## PROBLEM STATEMENT
What you return must match the records word for word, except that pictures are dropped.

[Component data from apps and pages]

────────────────

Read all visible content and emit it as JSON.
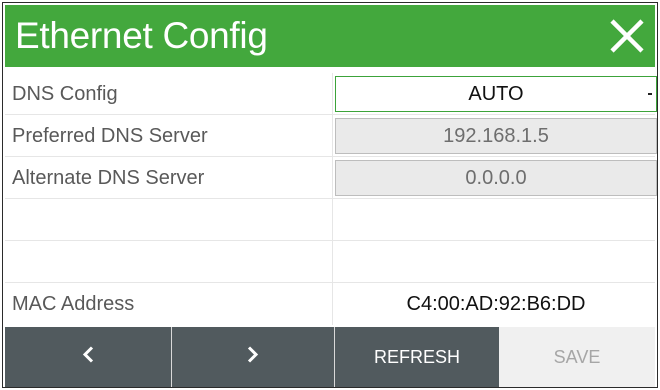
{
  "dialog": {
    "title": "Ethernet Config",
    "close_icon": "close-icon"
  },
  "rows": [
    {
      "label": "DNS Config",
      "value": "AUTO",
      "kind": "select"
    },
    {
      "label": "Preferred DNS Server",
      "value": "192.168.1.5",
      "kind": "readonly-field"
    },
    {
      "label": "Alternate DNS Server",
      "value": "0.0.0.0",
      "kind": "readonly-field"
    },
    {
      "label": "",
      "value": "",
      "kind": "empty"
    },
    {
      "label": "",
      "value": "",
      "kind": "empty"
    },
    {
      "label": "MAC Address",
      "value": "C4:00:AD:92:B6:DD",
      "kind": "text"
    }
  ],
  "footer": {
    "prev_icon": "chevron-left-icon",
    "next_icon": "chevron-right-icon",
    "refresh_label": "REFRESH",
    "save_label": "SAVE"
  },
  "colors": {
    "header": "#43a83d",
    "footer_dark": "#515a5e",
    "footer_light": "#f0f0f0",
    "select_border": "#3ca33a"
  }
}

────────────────

## OUTPUT
Read all visible content and emit it as JSON.
{
  "dialog": {
    "title": "Ethernet Config",
    "close_icon": "close-icon"
  },
  "rows": [
    {
      "label": "DNS Config",
      "value": "AUTO",
      "kind": "select"
    },
    {
      "label": "Preferred DNS Server",
      "value": "192.168.1.5",
      "kind": "readonly-field"
    },
    {
      "label": "Alternate DNS Server",
      "value": "0.0.0.0",
      "kind": "readonly-field"
    },
    {
      "label": "",
      "value": "",
      "kind": "empty"
    },
    {
      "label": "",
      "value": "",
      "kind": "empty"
    },
    {
      "label": "MAC Address",
      "value": "C4:00:AD:92:B6:DD",
      "kind": "text"
    }
  ],
  "footer": {
    "prev_icon": "chevron-left-icon",
    "next_icon": "chevron-right-icon",
    "refresh_label": "REFRESH",
    "save_label": "SAVE"
  },
  "colors": {
    "header": "#43a83d",
    "footer_dark": "#515a5e",
    "footer_light": "#f0f0f0",
    "select_border": "#3ca33a"
  }
}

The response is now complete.